## EXERCISE OBJECTIVE
Pull out every line below that contains the word "title".
[[ WORKING DATA, beginning ]]
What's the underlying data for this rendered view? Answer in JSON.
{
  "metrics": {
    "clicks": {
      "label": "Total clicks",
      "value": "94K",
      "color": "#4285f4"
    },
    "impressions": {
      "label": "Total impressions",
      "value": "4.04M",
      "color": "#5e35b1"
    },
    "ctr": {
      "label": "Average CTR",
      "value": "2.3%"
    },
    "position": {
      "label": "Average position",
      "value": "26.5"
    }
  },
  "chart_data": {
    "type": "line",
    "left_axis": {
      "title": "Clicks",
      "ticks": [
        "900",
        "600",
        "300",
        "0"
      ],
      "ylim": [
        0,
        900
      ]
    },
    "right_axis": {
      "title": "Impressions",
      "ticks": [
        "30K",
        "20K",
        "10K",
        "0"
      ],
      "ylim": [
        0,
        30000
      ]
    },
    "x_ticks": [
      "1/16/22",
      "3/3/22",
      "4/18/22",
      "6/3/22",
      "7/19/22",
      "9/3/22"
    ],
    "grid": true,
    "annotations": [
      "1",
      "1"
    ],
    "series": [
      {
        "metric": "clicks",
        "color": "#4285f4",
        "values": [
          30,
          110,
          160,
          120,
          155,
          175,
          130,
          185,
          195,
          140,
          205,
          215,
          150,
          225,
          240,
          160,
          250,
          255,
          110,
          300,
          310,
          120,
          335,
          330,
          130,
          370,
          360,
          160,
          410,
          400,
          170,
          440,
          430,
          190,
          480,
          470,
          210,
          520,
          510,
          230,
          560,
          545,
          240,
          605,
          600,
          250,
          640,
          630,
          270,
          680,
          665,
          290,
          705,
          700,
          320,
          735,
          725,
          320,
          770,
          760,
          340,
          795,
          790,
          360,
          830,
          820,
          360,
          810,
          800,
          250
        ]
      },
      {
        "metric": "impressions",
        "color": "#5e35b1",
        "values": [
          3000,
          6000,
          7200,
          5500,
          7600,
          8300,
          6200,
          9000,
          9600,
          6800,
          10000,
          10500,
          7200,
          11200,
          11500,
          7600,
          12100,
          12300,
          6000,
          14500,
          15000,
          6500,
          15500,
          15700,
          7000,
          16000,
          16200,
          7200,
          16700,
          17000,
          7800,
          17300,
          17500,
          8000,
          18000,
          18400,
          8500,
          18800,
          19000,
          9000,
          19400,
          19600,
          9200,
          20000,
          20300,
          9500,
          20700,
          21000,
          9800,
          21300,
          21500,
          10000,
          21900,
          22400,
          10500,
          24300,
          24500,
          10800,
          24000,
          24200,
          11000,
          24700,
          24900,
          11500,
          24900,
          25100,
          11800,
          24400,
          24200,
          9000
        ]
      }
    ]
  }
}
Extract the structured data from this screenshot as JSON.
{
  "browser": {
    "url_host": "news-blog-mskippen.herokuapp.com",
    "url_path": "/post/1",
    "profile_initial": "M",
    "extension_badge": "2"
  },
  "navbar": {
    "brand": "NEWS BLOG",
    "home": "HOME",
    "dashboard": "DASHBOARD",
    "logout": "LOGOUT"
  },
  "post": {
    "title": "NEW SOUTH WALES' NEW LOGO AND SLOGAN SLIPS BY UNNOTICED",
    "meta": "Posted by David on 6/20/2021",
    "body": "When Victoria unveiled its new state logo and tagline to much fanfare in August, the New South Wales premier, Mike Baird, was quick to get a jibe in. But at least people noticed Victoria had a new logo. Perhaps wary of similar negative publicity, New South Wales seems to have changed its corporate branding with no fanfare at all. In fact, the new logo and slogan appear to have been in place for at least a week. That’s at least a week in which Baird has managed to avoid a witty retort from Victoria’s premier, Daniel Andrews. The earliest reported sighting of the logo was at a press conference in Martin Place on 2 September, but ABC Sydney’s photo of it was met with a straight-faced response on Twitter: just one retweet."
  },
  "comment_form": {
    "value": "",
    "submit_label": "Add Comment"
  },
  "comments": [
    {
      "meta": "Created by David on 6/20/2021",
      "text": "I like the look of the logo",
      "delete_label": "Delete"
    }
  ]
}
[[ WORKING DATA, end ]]
## YOUR RESPONSE
      "title": "Clicks",
      "title": "Impressions",
    "title": "NEW SOUTH WALES' NEW LOGO AND SLOGAN SLIPS BY UNNOTICED",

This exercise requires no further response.